Meanwhile, McKeever, co-founder and chief investment officer of Ides Capital Management LP, shared a heart-warming story of how Stevens cares for the individual student, a fact she learned when she faced a last-minute student crisis. Just a few short months before graduation, she discovered that she was one credit short of graduating because she was missing a gym credit. “I was so fortunate to be at Stevens,” she noted, as the Registrar’s Office and the women’s volleyball team helped arrange for her to practice with the team every day to earn that last credit.

Shah, chairman, president and CEO of MetLife Japan, noted that this award “is equally a recognition of my family and of Stevens, and how these two things shaped my life and career.” Emigrating with his family from India, Shah pursued engineering studies at Stevens.
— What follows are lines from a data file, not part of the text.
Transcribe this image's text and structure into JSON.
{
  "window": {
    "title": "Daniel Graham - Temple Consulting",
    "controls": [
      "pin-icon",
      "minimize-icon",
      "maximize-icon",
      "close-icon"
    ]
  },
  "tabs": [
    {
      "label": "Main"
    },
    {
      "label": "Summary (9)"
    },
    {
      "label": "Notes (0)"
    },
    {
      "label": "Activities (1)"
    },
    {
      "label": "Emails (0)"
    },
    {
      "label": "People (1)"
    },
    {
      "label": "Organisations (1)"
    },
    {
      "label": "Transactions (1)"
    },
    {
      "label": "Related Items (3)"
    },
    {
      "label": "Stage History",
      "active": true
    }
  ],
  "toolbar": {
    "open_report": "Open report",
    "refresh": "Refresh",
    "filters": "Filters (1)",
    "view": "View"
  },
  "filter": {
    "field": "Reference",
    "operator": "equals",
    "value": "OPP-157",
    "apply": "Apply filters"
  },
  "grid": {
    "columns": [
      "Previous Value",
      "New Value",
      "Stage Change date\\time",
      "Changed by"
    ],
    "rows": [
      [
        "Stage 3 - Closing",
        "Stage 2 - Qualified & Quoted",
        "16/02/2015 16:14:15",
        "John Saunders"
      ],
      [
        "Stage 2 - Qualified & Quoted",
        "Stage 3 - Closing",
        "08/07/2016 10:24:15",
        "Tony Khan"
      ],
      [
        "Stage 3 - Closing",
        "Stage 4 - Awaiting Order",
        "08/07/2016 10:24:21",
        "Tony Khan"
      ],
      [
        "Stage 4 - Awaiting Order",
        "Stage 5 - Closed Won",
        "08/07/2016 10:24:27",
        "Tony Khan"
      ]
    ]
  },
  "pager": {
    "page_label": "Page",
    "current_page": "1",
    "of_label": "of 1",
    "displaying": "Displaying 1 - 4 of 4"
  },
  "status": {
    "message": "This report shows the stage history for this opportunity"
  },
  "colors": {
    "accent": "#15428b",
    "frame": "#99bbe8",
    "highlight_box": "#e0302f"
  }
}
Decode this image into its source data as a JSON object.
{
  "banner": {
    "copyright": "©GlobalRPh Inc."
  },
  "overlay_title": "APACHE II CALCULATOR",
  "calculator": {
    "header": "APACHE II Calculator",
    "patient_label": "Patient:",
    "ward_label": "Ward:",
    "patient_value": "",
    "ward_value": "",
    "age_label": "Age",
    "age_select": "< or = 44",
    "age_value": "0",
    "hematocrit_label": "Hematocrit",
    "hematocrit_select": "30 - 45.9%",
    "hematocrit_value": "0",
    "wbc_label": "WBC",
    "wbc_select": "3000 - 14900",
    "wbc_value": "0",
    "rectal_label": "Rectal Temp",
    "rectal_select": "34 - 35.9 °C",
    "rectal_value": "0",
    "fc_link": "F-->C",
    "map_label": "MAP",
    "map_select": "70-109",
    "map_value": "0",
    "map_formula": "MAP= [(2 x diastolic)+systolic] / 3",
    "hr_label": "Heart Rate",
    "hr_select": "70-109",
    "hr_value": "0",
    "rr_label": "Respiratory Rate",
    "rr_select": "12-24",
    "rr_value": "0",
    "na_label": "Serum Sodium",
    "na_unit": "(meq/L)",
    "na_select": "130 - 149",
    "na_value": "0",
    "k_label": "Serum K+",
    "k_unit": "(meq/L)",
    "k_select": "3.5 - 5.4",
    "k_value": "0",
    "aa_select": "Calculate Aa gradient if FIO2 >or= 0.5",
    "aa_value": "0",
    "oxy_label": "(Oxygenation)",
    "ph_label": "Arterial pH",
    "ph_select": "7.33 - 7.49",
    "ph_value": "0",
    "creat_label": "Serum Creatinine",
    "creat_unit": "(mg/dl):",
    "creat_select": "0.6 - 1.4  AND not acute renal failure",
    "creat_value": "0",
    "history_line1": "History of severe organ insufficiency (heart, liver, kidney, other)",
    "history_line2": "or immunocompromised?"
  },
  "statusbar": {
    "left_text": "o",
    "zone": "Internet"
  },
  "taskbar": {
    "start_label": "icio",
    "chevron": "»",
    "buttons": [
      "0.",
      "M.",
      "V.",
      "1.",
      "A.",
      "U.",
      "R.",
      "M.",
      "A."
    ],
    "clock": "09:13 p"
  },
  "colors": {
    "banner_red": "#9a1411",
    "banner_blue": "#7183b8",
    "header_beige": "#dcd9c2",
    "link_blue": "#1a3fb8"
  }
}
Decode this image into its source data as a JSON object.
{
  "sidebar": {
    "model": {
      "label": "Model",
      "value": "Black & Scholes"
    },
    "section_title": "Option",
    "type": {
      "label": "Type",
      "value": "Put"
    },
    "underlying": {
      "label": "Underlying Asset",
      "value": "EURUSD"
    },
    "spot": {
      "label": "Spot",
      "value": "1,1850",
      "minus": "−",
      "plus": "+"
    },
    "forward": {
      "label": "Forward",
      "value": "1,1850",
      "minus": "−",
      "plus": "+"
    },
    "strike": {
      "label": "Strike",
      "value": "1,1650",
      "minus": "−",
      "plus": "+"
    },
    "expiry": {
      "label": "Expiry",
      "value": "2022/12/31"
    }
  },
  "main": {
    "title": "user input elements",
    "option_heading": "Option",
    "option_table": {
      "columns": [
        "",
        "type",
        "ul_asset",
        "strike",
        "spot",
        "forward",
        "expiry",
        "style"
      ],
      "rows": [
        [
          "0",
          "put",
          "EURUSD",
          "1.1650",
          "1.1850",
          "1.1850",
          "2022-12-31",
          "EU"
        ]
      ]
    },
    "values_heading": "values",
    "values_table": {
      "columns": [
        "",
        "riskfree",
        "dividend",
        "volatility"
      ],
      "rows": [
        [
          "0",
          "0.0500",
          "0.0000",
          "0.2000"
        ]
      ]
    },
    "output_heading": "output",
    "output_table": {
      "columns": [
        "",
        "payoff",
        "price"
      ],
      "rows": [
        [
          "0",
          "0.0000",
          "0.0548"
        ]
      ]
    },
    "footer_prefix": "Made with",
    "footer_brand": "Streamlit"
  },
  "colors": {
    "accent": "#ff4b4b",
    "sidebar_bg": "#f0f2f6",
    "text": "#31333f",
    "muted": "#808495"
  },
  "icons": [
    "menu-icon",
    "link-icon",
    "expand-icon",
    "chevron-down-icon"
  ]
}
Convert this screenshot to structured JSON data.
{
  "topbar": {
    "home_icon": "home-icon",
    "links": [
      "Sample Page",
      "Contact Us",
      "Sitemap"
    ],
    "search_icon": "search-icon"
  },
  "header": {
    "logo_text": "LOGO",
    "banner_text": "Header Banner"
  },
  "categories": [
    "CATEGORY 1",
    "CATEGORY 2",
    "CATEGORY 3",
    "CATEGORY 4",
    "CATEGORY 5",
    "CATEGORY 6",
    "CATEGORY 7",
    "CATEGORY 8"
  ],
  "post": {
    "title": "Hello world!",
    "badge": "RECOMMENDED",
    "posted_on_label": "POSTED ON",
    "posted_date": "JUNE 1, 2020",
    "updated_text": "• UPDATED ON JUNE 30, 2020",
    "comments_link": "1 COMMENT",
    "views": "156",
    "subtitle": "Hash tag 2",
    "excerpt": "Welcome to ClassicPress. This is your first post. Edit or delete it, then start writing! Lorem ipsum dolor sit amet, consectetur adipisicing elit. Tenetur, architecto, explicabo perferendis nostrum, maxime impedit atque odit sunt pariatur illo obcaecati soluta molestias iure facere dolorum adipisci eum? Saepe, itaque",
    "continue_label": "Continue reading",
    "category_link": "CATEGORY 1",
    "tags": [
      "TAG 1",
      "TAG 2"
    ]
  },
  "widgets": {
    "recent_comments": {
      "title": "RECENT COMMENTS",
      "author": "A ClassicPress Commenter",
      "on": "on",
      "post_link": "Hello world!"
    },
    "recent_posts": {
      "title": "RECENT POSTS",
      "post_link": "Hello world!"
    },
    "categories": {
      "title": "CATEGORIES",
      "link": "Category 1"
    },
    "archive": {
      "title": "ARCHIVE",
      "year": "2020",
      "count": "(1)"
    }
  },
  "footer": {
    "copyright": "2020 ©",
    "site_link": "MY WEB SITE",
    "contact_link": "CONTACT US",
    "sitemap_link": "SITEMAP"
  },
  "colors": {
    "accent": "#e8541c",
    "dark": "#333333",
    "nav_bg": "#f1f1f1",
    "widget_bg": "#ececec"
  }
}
Praising his education and reflecting on his career, Shah identified three important behaviors that he learned during his years at Stevens and that made a major impact on his future career: Challenge the status quo, “we always can do better;” experiment with new ways of working; and collaborate, show humility and recognize that this type of problem-solving can often lead to innovative solutions. He also shared that his niece and son are continuing the family legacy at Stevens, with his niece now enrolled and his son entering this fall.

Boswell, the newly minted chairman of the Stevens Board of Trustees who was honored as a prolific entrepreneur through his work with his engineering firm, Boswell Engineering, and as co-founder of ConnectOne Bank, took a moment to salute his alma mater’s progress and its students.

“An award is only as special as the place from which you receive it,” he said. “Stevens is not only on the rise but, for all of you techies, we have increased the slope of the line.”

The awards, he said, are a way to recognize the entire Stevens community, including its students. “The Stevens community is about giving these kids an opportunity to soar,” he said. Hanlon, who is founder and CEO of Hanlon Investment Management and a Stevens Board of Trustees member, echoed this praise of the university’s students and its progress, while applauding President Farvardin and the Stevens leadership. Hanlon and his wife, Cathy, helped to launch the Hanlon Financial Systems Center at Stevens, and Hanlon reflected that “helping Stevens on its storied journey is a passion close to my heart and one that allows Cathy and me to express our deepest gratitude to this school and its leadership.” Cynthia Hassler ’11 M.Eng. ’12 attended the gala to cheer on her former professor, Hazelwood, who has been a longtime mentor.

“She was tough, she demanded a lot,” Hassler recalled of Hazelwood. “She definitely prepared you for the future. She cared a lot about you as an individual.”

The evening ended up being an eye-opener and reminder of the special place that Stevens is, Hassler said.

“Elon Musk works with a Stevens grad — that’s humbling and motivating,” she said. “And it’s nice to be reminded of the awesome things that Stevens and its alums can do.”

To learn more about the award winners and to view videos of their acceptance speeches, please visit Stevens on YouTube